However, it is important to note that individual outcomes can vary depending on factors such as the severity of the fracture, the patient’s overall health, and their adherence to post-operative instructions. Following the surgeon’s guidelines for weight-bearing, physical therapy, and activity modification is crucial for achieving the best possible outcome.
Regular follow-up appointments with the surgeon are important to monitor the healing progress and address any concerns or complications that may arise. It is essential for patients to communicate openly with their healthcare team and report any persistent pain, swelling, or other unusual symptoms.

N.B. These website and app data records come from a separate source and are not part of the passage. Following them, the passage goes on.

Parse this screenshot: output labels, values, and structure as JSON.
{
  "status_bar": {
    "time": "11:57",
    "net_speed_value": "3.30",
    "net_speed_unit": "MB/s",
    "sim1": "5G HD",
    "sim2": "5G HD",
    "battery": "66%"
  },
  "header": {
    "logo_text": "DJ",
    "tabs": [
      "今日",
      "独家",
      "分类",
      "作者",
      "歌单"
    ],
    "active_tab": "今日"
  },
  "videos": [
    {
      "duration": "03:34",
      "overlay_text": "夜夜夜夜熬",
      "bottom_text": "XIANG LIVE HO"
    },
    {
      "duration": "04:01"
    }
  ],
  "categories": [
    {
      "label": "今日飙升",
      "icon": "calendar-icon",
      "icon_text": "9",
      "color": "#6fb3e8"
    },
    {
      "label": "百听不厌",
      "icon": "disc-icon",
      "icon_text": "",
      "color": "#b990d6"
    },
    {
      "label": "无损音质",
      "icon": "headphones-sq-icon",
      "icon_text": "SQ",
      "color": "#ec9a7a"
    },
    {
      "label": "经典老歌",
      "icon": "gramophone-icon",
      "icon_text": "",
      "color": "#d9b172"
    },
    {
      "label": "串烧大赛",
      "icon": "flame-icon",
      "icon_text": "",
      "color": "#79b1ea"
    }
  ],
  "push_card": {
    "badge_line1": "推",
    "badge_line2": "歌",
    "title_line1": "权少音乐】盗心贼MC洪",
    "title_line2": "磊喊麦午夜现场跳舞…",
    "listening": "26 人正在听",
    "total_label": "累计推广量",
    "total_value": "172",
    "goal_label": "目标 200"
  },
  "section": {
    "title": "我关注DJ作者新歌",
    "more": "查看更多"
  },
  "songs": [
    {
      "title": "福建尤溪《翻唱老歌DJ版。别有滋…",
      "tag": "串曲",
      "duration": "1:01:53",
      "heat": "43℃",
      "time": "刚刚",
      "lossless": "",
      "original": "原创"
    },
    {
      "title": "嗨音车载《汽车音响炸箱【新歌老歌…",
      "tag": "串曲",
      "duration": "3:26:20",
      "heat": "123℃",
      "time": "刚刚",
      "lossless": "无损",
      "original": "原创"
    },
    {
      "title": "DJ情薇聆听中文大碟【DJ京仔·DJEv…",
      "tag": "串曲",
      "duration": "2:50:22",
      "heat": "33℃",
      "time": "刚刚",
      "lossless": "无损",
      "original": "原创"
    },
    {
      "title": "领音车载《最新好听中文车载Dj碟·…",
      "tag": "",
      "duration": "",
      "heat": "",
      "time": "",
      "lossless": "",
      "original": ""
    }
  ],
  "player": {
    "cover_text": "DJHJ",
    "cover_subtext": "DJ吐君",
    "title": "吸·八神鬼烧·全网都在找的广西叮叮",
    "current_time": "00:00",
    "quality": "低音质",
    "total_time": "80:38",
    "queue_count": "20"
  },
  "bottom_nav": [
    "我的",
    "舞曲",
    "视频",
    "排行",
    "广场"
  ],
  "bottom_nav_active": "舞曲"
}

Open reduction and internal fixation (ORIF) is a surgical procedure commonly used to treat severe or complex toe fractures. It involves realigning the fractured bone fragments and using screws, plates, or wires to hold them in place while they heal. The recovery process typically involves several stages, including immediate post-operative care, early recovery, mid-stage recovery, and the final stages of recovery. While ORIF is generally considered safe and effective, it carries some risks, including infection, delayed healing, hardware-related issues, joint stiffness, and nonunion or malunion. The long-term outcomes of ORIF for toe fractures are generally favorable, with most patients experiencing significant improvement in pain, function, and quality of life. However, individual outcomes can vary, and it is important for patients to follow their surgeon’s instructions and attend regular follow-up appointments to ensure the best possible outcome.